“Before today, Mr. Gore had never heard of the unpublished study apparently obtained from the personal effects of a deceased political consultant. That study played no role in the Department’s December 2017 request to reinstate a citizenship question to the 2020 decennial census,” the spokesperson said.
But New York Rep. Carolyn B. Maloney, an Oversight member and co-leader of the House Census Caucus, called the documents “damning proof” that the administration set out to disenfranchise voters. She and other Democrats have accused Ross of lying to the panel and called for more oversight of the process.
“The Administration’s actions are unconstitutional and un-American,” Maloney said in a statement. “This is another blatant attack on our democracy.”
The American Civil Liberties Union filed a motion for sanctions along with redacted versions of the documents Thursday. The group alleges in a letter filed with a federal court in New York that “Neuman and Gore falsely testified [to the court] about the genesis of DOJ’s request to Commerce in ways that obscured the pretextual character of the request.”
U.S. District Judge Jesse M. Furman gave the government until 10 a.m. Friday to object to filing the unredacted documents. The judge also set a June 5 hearing on the new information.
Supreme Court impact?
The new information on possible motivations for Ross’ decision to add the citizenship question comes at the eleventh hour for the Supreme Court, which is nearing an opinion on whether the Commerce Department can add it to the 2020 census.
The case already was rushed to the court ahead of a July deadline for sending the questionnaires to be printed, and the justices agreed to quickly decide the case so they could issue a ruling before the end of June.
While the new information could inflame the political tensions of the case, it’s unclear how it might affect that decision or if the Supreme Court would even consider it.

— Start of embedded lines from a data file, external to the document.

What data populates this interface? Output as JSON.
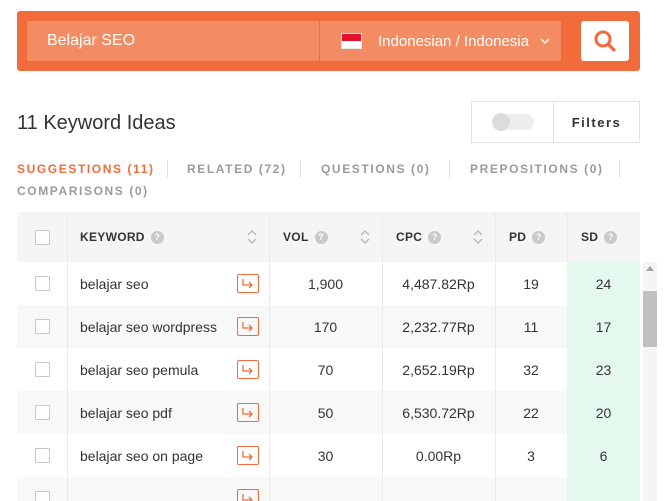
{
  "search": {
    "query": "Belajar SEO",
    "language": "Indonesian / Indonesia"
  },
  "heading": "11 Keyword Ideas",
  "filters": {
    "label": "Filters",
    "toggle_on": false
  },
  "tabs": [
    {
      "label": "SUGGESTIONS (11)",
      "active": true
    },
    {
      "label": "RELATED (72)",
      "active": false
    },
    {
      "label": "QUESTIONS (0)",
      "active": false
    },
    {
      "label": "PREPOSITIONS (0)",
      "active": false
    },
    {
      "label": "COMPARISONS (0)",
      "active": false
    }
  ],
  "table": {
    "columns": {
      "keyword": "KEYWORD",
      "vol": "VOL",
      "cpc": "CPC",
      "pd": "PD",
      "sd": "SD"
    },
    "rows": [
      {
        "keyword": "belajar seo",
        "vol": "1,900",
        "cpc": "4,487.82Rp",
        "pd": "19",
        "sd": "24"
      },
      {
        "keyword": "belajar seo wordpress",
        "vol": "170",
        "cpc": "2,232.77Rp",
        "pd": "11",
        "sd": "17"
      },
      {
        "keyword": "belajar seo pemula",
        "vol": "70",
        "cpc": "2,652.19Rp",
        "pd": "32",
        "sd": "23"
      },
      {
        "keyword": "belajar seo pdf",
        "vol": "50",
        "cpc": "6,530.72Rp",
        "pd": "22",
        "sd": "20"
      },
      {
        "keyword": "belajar seo on page",
        "vol": "30",
        "cpc": "0.00Rp",
        "pd": "3",
        "sd": "6"
      }
    ]
  },
  "colors": {
    "accent": "#f26b3a",
    "sd_cell": "#e5f8ee"
  }
}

“We’re in uncharted territory,” said Dale Ho, the director of the ACLU’s Voting Rights Project, who argued the case at the court in April. The civil rights group filed a two-page letter with the court Thursday afternoon to “respectfully inform the Court” of the motion filed in federal court in New York.
Ho said that even if the government has discretion to make a decision such as adding a citizenship question to the census, it has to be transparent about why it is doing it. That is an important part of holding agencies accountable and critical for congressional oversight, he added.
These documents are “doubly problematic” because it indicates not just that the government had a different, unstated reason for the citizenship question, Ho said, but that its goal was the exact opposite of what the administration was trying to do.
“If the government can do things and do them for reasons that are opposite of the government is saying publicly, we’re in Orweillian territory,” Ho said.
Ross’ motivations for adding the citizenship question were already a central part of those arguments, but that doesn’t mean the court’s ultimate decision would turn on that motivation.
Another hurdle is how to get the information before the justices at all, since the documents have only now emerged. The challengers would have to get permission from the Supreme Court to file additional evidence, and the Justice Department could contest that.
Wendy Weiser, director of the Brennan Center’s Democracy Program, said the new information puts the court in a difficult spot because it shows a malicious and impermissible purpose for the government’s decision.
“It would strike a blow at the court’s reputation if it allows that kind of action to stand in the face of this,” she said.
The case is one of the most significant for members of Congress during the current Supreme Court term because the census results determine how many House seats each state gets, how states redraw congressional districts and the distribution of billions of dollars from federal programs to states and local governments.